On 31 May 2017, the European Securities and Markets Authority ("ESMA") published an opinion ("Opinion") which sets out general principles on supervisory approach in relation to relocations of entities from the United Kingdom ("UK") to the remaining 27 European Union ("EU") members states ("EU27").

This Opinion has been issued in response to increased requests from the financial market participants seeking to relocate to the EU27 and comes after the time when some national regulators raised concerns that some EU member states could allow for the creation of letterbox entities in order to attract UK based asset managers. These concerns are especially relevant where UK based entities may seek to relocate to the EU27 by relying on the outsourcing or delegation of certain activities or functions to UK based entities including affiliates. By issuing its Opinion, ESMA has delivered a clear message: new authorisations must comply with EU law in a coherent manner across all EU27 and any outsourcing or delegation arrangement from entities authorised in the EU27 to third country entities should be "strictly framed and consistently supervised". Such outsourcing or delegation arrangement should not result in those entities becoming letterbox entities.

The Opinion is addressed to the national competent authorities ("NCAs") and is aimed at fostering consistency in relation to authorisation, supervision and enforcement.

The Opinion covers activities of alternative investment fund managers ("AIFMs"), undertakings for collective investment in transferrable securities directive ("UCITS") and investment firms authorised pursuant to markets in financial instruments directive ("MiFID").

General Principles

In issuing its Opinion, ESMA took the view that the UK would become a third country after its withdrawal from the EU and has set out nine general principles for NCAs on the avoidance of supervisory arbitrage risks:
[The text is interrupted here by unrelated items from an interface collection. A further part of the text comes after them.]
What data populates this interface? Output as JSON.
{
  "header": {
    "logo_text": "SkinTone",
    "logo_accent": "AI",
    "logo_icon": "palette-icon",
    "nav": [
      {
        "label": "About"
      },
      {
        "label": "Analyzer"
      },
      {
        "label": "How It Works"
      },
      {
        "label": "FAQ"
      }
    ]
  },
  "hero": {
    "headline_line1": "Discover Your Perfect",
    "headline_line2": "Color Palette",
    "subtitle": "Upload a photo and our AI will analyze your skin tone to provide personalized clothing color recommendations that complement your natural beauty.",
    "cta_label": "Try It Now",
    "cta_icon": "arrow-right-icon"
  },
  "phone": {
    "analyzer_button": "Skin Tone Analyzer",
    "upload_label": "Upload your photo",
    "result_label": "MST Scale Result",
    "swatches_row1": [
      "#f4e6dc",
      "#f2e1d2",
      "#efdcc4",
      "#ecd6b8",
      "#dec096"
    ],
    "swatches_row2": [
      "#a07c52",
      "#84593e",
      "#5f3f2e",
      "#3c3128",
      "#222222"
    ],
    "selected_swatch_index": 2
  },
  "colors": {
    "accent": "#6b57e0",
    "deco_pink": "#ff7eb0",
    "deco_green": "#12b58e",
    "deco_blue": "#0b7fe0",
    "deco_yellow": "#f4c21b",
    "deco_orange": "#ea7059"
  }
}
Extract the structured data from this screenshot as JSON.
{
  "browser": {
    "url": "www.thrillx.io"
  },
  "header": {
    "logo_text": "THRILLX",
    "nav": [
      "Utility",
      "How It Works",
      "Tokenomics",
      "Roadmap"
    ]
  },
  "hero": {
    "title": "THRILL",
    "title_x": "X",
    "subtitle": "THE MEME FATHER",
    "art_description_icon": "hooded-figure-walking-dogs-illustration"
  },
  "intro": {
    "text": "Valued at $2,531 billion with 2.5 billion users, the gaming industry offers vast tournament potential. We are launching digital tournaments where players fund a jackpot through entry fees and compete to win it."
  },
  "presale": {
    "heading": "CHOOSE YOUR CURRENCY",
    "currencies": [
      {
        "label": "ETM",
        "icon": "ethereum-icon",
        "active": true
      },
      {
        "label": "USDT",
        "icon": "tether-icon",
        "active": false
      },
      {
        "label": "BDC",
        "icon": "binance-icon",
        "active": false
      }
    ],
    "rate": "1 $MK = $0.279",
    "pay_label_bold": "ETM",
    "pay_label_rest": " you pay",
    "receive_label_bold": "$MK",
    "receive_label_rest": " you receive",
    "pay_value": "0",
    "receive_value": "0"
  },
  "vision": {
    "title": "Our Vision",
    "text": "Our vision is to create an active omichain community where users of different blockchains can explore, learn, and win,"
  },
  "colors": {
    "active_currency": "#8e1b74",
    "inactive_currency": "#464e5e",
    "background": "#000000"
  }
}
  • There should be no automatic recognition of existing authorisations. ESMA stated that there can be no automatic recognition of the authorisation granted by the UK regulator into the EU27 post the UK's withdrawal from the EU and an entity established in the UK needs to establish itself in the EU27 post Brexit.
  • Authorisations granted by the EU27 NCAs should be rigorous and efficient. Although NCAs may take some aspects of assessment of third party regulators into consideration (ie, fit and proper requirements), NCAs should scrutinise the entity's governance structure, human and technical resources as well as outsourcing and delegation arrangements.
  • NCAs should be able to verify the objective reasons for relocation. The entity's programme of operations should provide a clear justification for relocating to the member state of establishment.
  • Special attention should be granted to avoid letterbox entities in the EU27. ESMA stated that NCAs should reject any relocation requests where the main intention is to benefit from an EU passport with all substantial activities or functions being performed through third country branches.
  • Outsourcing and delegation to third countries is only possible under strict conditions. This should be subject to outsourcing or delegation arrangements between the EU NCAs and third country authority.
  • NCAs should ensure that substance requirements are met. In particular, this implies that certain key activities and functions should be present in the EU27 which cannot be outsourced or delegated outside the EU. These important activities include internal control functions, IT control infrastructure, risk assessment, compliance functions, key management functions and sector-specific functions.
  • NCAs should ensure sound governance of EU entities. ESMA's expectation is that key executives and senior managers of EU authorised entities are employed in the member state of establishment and work there either on a full time basis or in the case of smaller companies to a degree proportionate to their envisaged role. The NCAs must assess the quality and the appropriate presence of executive board members and senior managers in the member state of establishment in order to ensure that executive board members and / or senior management are able to effectively carry out their responsibilities. These responsibilities should include, but not limited to having sufficient knowledge and relevant experience as well as dedicating sufficient time to fulfil their duties. Risk management capacity of EU entities should also be taken into account and adequate levels of own funds and liquidity should be readily available to them.
  • NCAs must be in a position to effectively supervise and enforce Union law. This includes ensuring that initial conditions granted on authorisation are met on a continuous basis, including outsourcing and delegation arrangements. This also implies that NCAs can conduct onsite inspections of outsourced or delegated activities or functions without any prior third party authorisation.
  • Coordination to ensure effective monitoring by ESMA. ESMA is planning to put in place a forum, the Supervisory Coordination Nertwork, in order to allow NCAs to report and discuss cases of relocating UK market participants and to promote consistent decisions taken by NCAs.


We welcome ESMA's Opinion which clarifies that outsourcing or delegation arrangement to third country entities should not lead to creation of letterbox entities and should be "strictly framed and consistently supervised". The Central Bank of Ireland's ("Central Bank") recent consultation and guidance on fund management company effectiveness (commonly referred to as CP86) means that Ireland is well placed to ensure that the Irish authorisation and supervision regime for management companies is compliant with the requirements of the Opinion.

ESMA has indicated that it intends to develop further guidance for asset managers, investment firms and secondary markets to provide sector specific details on the aspects described in the Opinion, and we will keep you informed of further developments.

The content of this article is intended to provide a general guide to the subject matter. Specialist advice should be sought about your specific circumstances.